Describe Two of the Organisational Metaphors Studied and Discuss the Advantages and Disadvantages of Each.
This essay explores the concept of studying organisation styles metaphorically, particularly as perceived by Gareth Morgan (1986). The essay begins by describing two of the organisational metaphors, specifically the mechanistic organisation and the organisation as a brain being the most diverse of the metaphors used. It then reviews the interpretation of theorists writing on the subject and explores the practicalities of these organisational styles. In exploring these interpretations the essay discusses the advantages and disadvantages of each of the styles of organisation and endorses the continuous improvement of the brianlike …show more content…
Each department can work on its own as can be seen in artificial intelligence such as Rodney Brooks' mobot (Morgan, 1989). The departments continue on a series of processes which results in the function of part of the whole. There is no central control, but the whole (brain or organisation) engages in a set of diverse activities that eventually emerge as a coherent pattern.

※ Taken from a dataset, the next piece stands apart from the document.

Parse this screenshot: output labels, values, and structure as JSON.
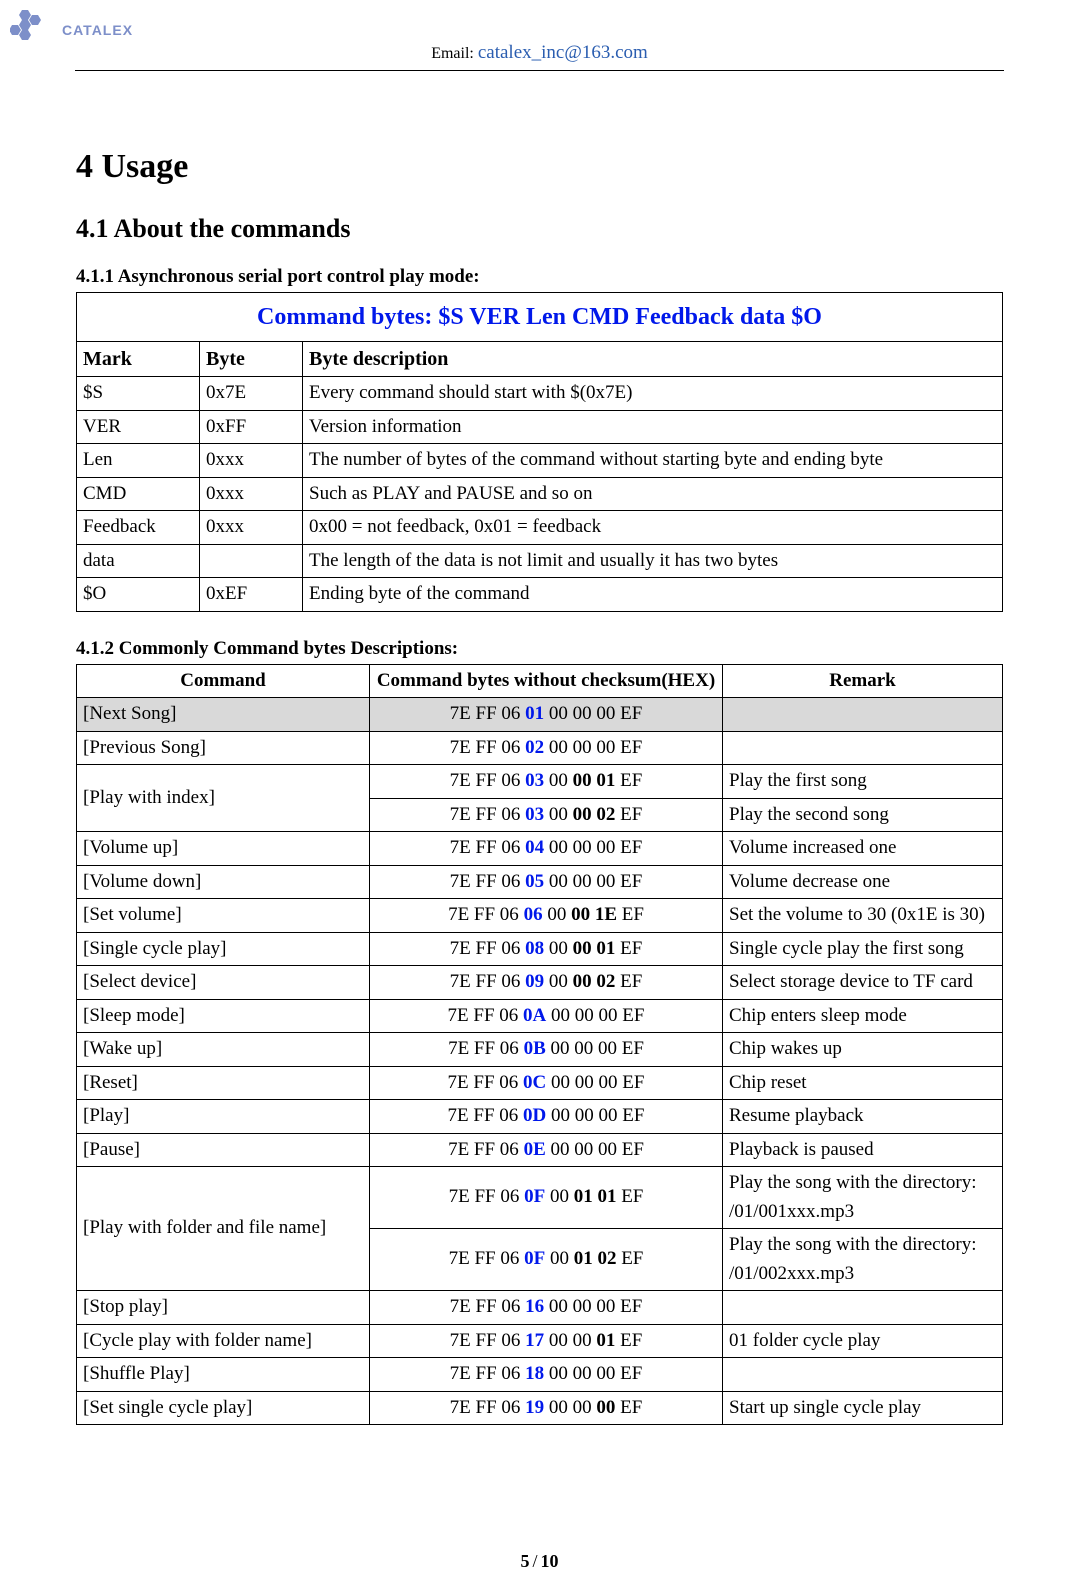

This can also be compared to the holographic concept. Holography, invented by Dennis Gober in 1948 (Morgan, 1989), is a system whereby the information is recorded as a whole in all its parts. If this is broken the whole can be recreated from any part as all the information is shared within all its parts. It was Karl Pribram (Morgan, 1989) who suggested that the brain functioned in accordance with holographic principles. A real life example of this occurring was seen in the case of a small Norwegian shipping company, who as a result of a plane crash lost half its employees including many managers. Because the remaining staff shared much of the original intelligence of the company, they were able to pool their knowledge and reconstruct the various functions of the company enabling them to continue as they had before within a relatively short space of time.
At the present time, when rapid change is commonplace, organisations face the challenge of constantly learning to adapt to the changing environment in addition to planning